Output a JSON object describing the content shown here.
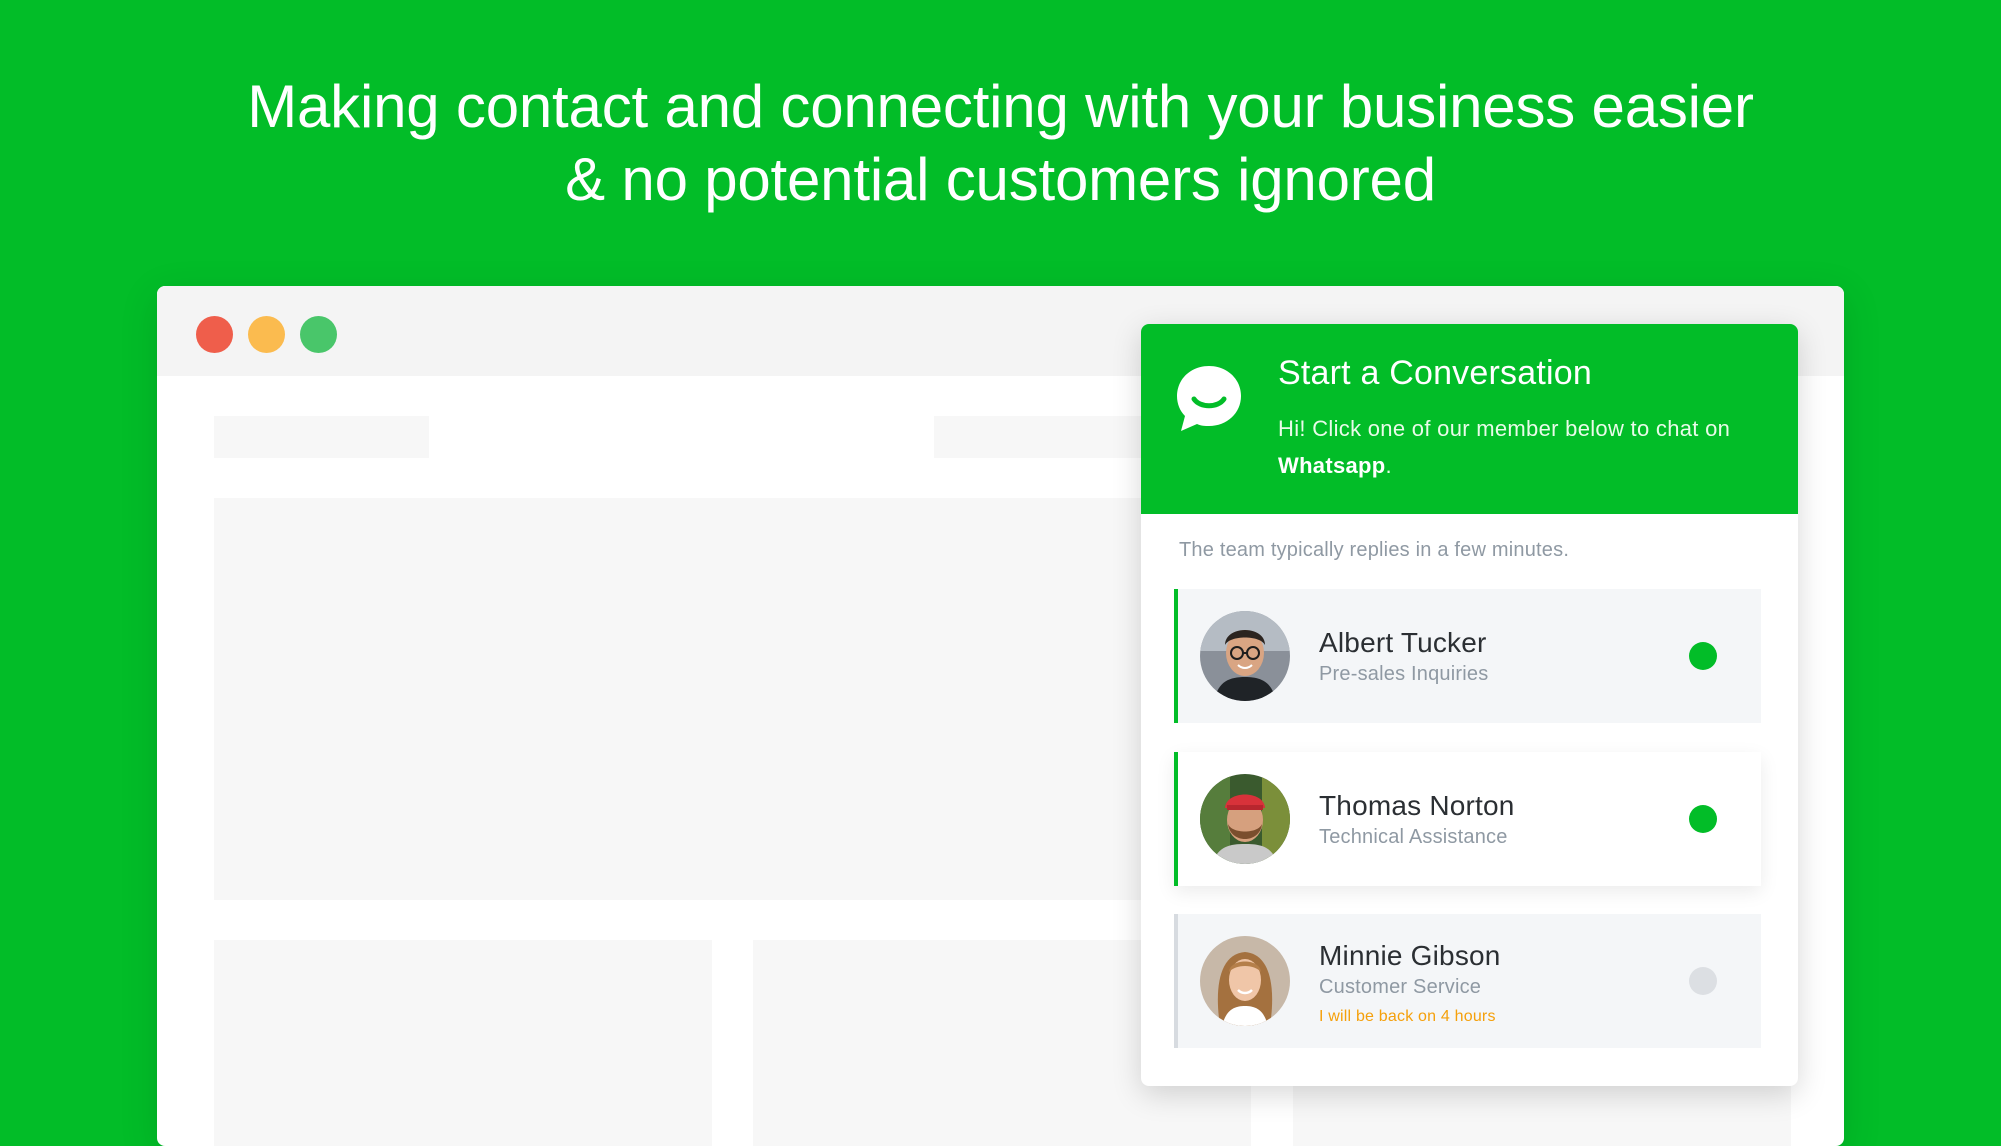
{
  "headline": {
    "line1": "Making contact and connecting with your business easier",
    "line2": "& no potential customers ignored"
  },
  "colors": {
    "brand_green": "#02bd28",
    "online": "#02bd28",
    "offline": "#dcdfe3",
    "away_text": "#f5a00b"
  },
  "browser": {
    "window_controls": [
      "close",
      "minimize",
      "maximize"
    ]
  },
  "widget": {
    "icon": "chat-bubble-smile-icon",
    "title": "Start a Conversation",
    "subtitle_prefix": "Hi! Click one of our member below to chat on",
    "subtitle_app": "Whatsapp",
    "subtitle_suffix": ".",
    "reply_note": "The team typically replies in a few minutes.",
    "members": [
      {
        "name": "Albert Tucker",
        "role": "Pre-sales Inquiries",
        "status": "online"
      },
      {
        "name": "Thomas Norton",
        "role": "Technical Assistance",
        "status": "online"
      },
      {
        "name": "Minnie Gibson",
        "role": "Customer Service",
        "status": "offline",
        "away_message": "I will be back on 4 hours"
      }
    ]
  }
}
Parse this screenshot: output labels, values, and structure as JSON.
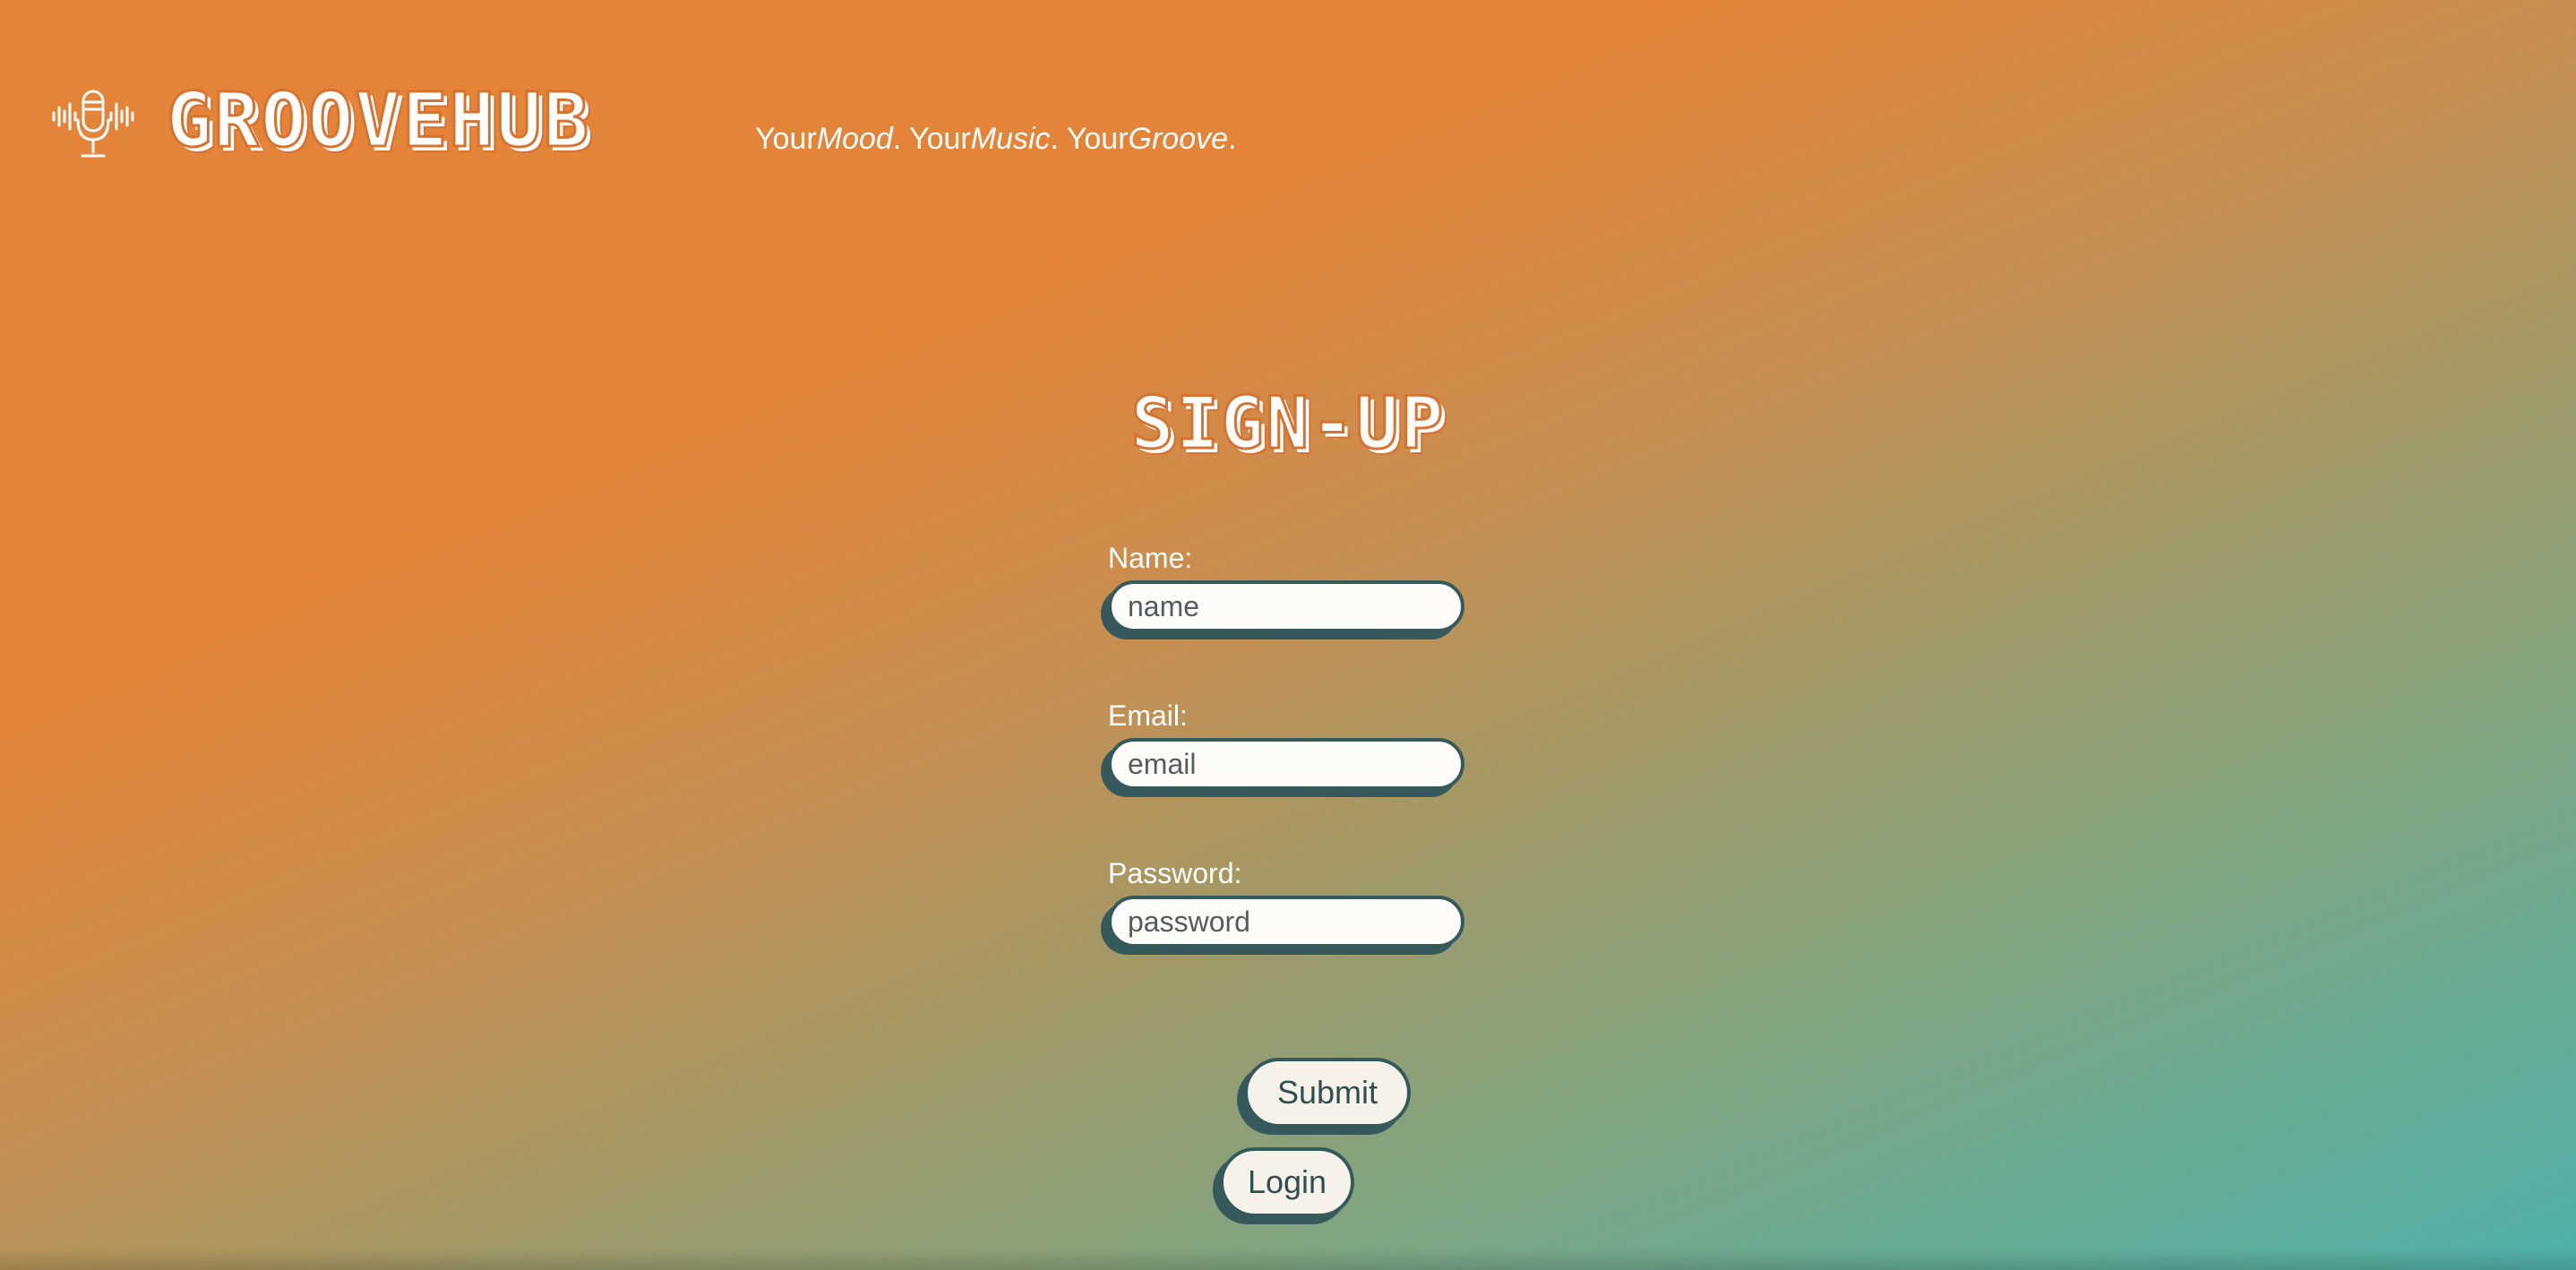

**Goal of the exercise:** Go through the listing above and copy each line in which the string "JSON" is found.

**Solved exercise:**
Output a JSON object describing the content shown here.
Parse this screenshot: output labels, values, and structure as JSON.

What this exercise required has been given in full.